cold or allergy medicine that contains an antihistamine;
medicine for Parkinson's disease;
medicine to treat excess stomach acid, stomach ulcer, motion sickness, or irritable bowel syndrome;
bronchodilators--aclidinium, ipratropium, or tiotropium;
medicine to treat osteoporosis or Paget's disease of bone--alendronate, etidronate, ibandronate, pamidronate, risedronate, tiludronate, zoledronic acid; or
other bladder or urinary medicines--darifenacin, fesoterodine, oral oxybutynin, tolterodine, solifenacin.
This list is not complete. Other drugs may interact with oxybutynin topical, including prescription and over-the-counter medicines, vitamins, and herbal products. Not all possible interactions are listed in this medication guide.
More about Anturol (oxybutynin)
Related treatment guides
Where can I get more information?
- Your pharmacist can provide more information about oxybutynin topical.
- Remember, keep this and all other medicines out of the reach of children, never share your medicines with others, and use this medication only for the indication prescribed.

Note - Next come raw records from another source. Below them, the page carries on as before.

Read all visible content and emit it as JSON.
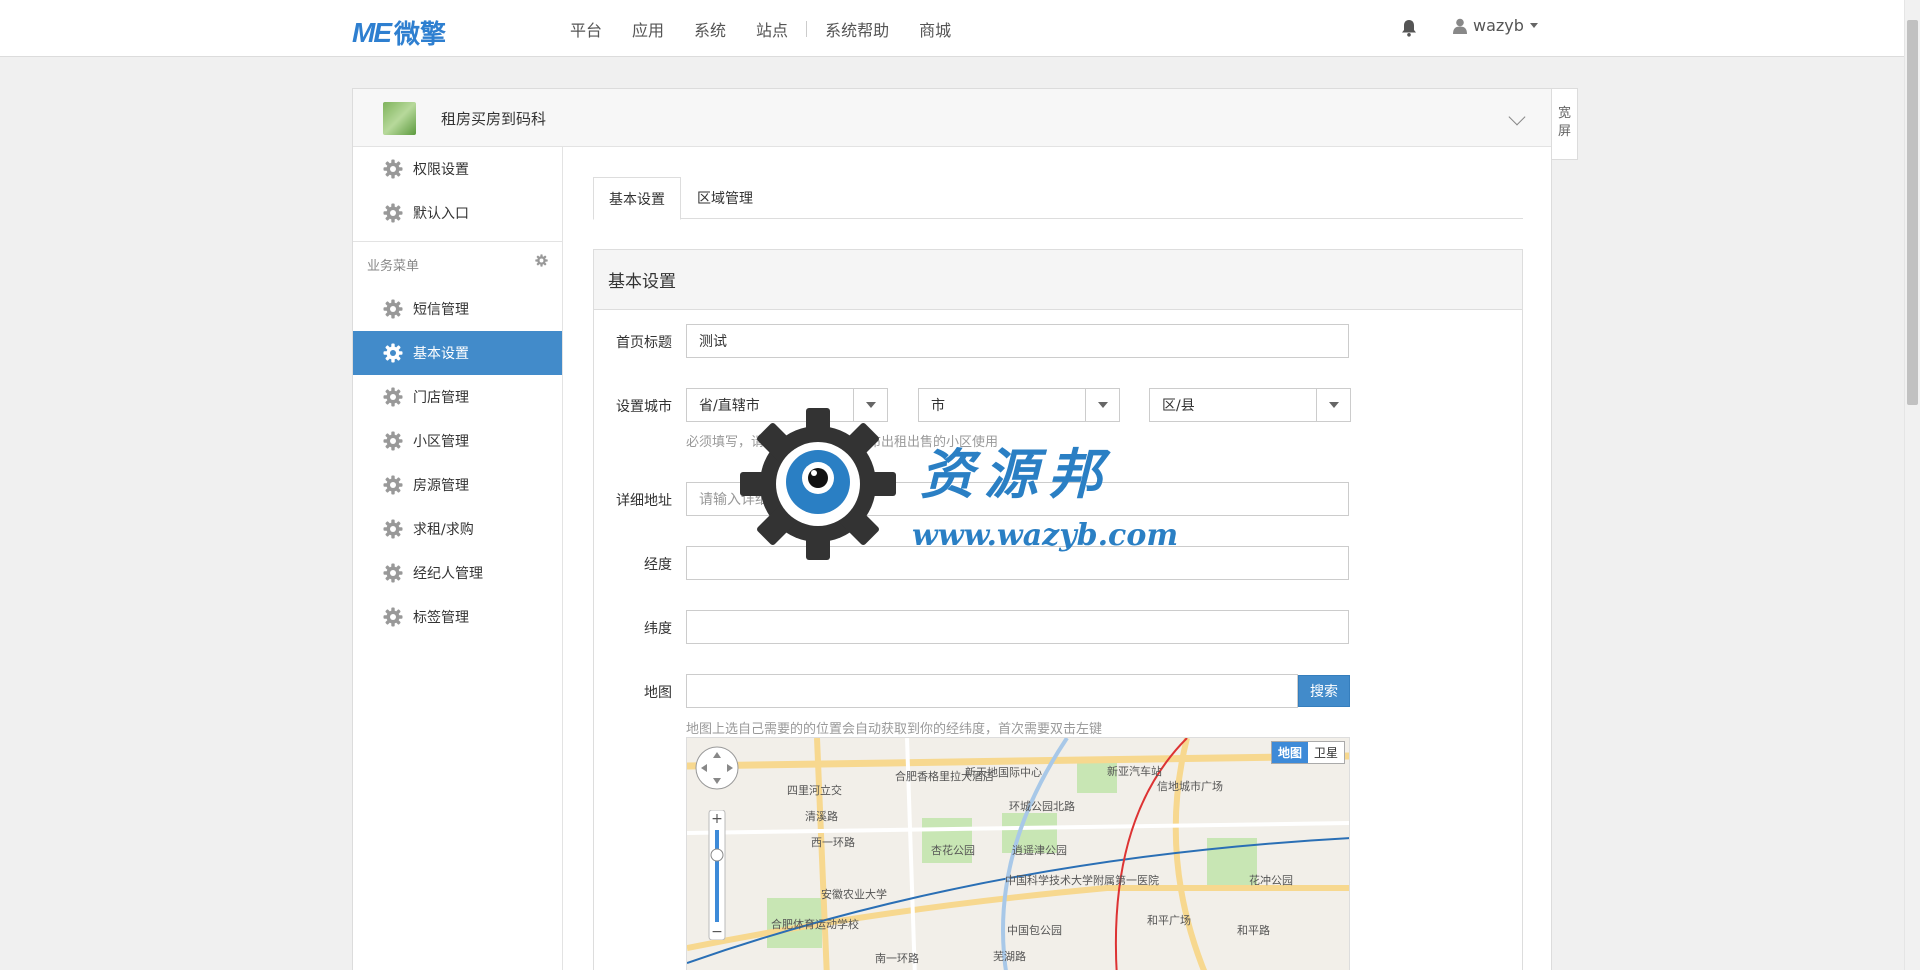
{
  "topbar": {
    "logo_me": "ME",
    "logo_cn": "微擎",
    "nav": [
      "平台",
      "应用",
      "系统",
      "站点",
      "系统帮助",
      "商城"
    ],
    "username": "wazyb"
  },
  "app": {
    "title": "租房买房到码科",
    "wide_label_1": "宽",
    "wide_label_2": "屏"
  },
  "sidebar": {
    "top_items": [
      "权限设置",
      "默认入口"
    ],
    "group_title": "业务菜单",
    "items": [
      "短信管理",
      "基本设置",
      "门店管理",
      "小区管理",
      "房源管理",
      "求租/求购",
      "经纪人管理",
      "标签管理"
    ],
    "active_index": 1
  },
  "tabs": [
    "基本设置",
    "区域管理"
  ],
  "form": {
    "panel_title": "基本设置",
    "home_title_label": "首页标题",
    "home_title_value": "测试",
    "city_label": "设置城市",
    "province_value": "省/直辖市",
    "city_value": "市",
    "district_value": "区/县",
    "city_help": "必须填写，请精确到市，用于发布出租出售的小区使用",
    "address_label": "详细地址",
    "address_placeholder": "请输入详细地址",
    "lng_label": "经度",
    "lat_label": "纬度",
    "map_label": "地图",
    "search_button": "搜索",
    "map_help": "地图上选自己需要的的位置会自动获取到你的经纬度，首次需要双击左键"
  },
  "map": {
    "type_map": "地图",
    "type_satellite": "卫星",
    "labels": [
      "四里河立交",
      "清溪路",
      "合肥香格里拉大酒店",
      "新天地国际中心",
      "杏花公园",
      "逍遥津公园",
      "新亚汽车站",
      "信地城市广场",
      "安徽农业大学",
      "中国科学技术大学附属第一医院",
      "合肥体育运动学校",
      "中国包公园",
      "和平广场",
      "和平路",
      "花冲公园",
      "南一环路",
      "芜湖路",
      "环城公园北路",
      "西一环路"
    ]
  },
  "watermark": {
    "brand": "资源邦",
    "url": "www.wazyb.com"
  },
  "colors": {
    "primary": "#428bca",
    "logo": "#2e7fd0"
  }
}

- Disclaimer: Every effort has been made to ensure that the information provided by Cerner Multum, Inc. ('Multum') is accurate, up-to-date, and complete, but no guarantee is made to that effect. Drug information contained herein may be time sensitive. Multum information has been compiled for use by healthcare practitioners and consumers in the United States and therefore Multum does not warrant that uses outside of the United States are appropriate, unless specifically indicated otherwise. Multum's drug information does not endorse drugs, diagnose patients or recommend therapy. Multum's drug information is an informational resource designed to assist licensed healthcare practitioners in caring for their patients and/or to serve consumers viewing this service as a supplement to, and not a substitute for, the expertise, skill, knowledge and judgment of healthcare practitioners. The absence of a warning for a given drug or drug combination in no way should be construed to indicate that the drug or drug combination is safe, effective or appropriate for any given patient. Multum does not assume any responsibility for any aspect of healthcare administered with the aid of information Multum provides. The information contained herein is not intended to cover all possible uses, directions, precautions, warnings, drug interactions, allergic reactions, or adverse effects. If you have questions about the drugs you are taking, check with your doctor, nurse or pharmacist.
Copyright 1996-2012 Cerner Multum, Inc. Version: 3.01.
Last reviewed: August 31, 2015
Date modified: November 30, 2016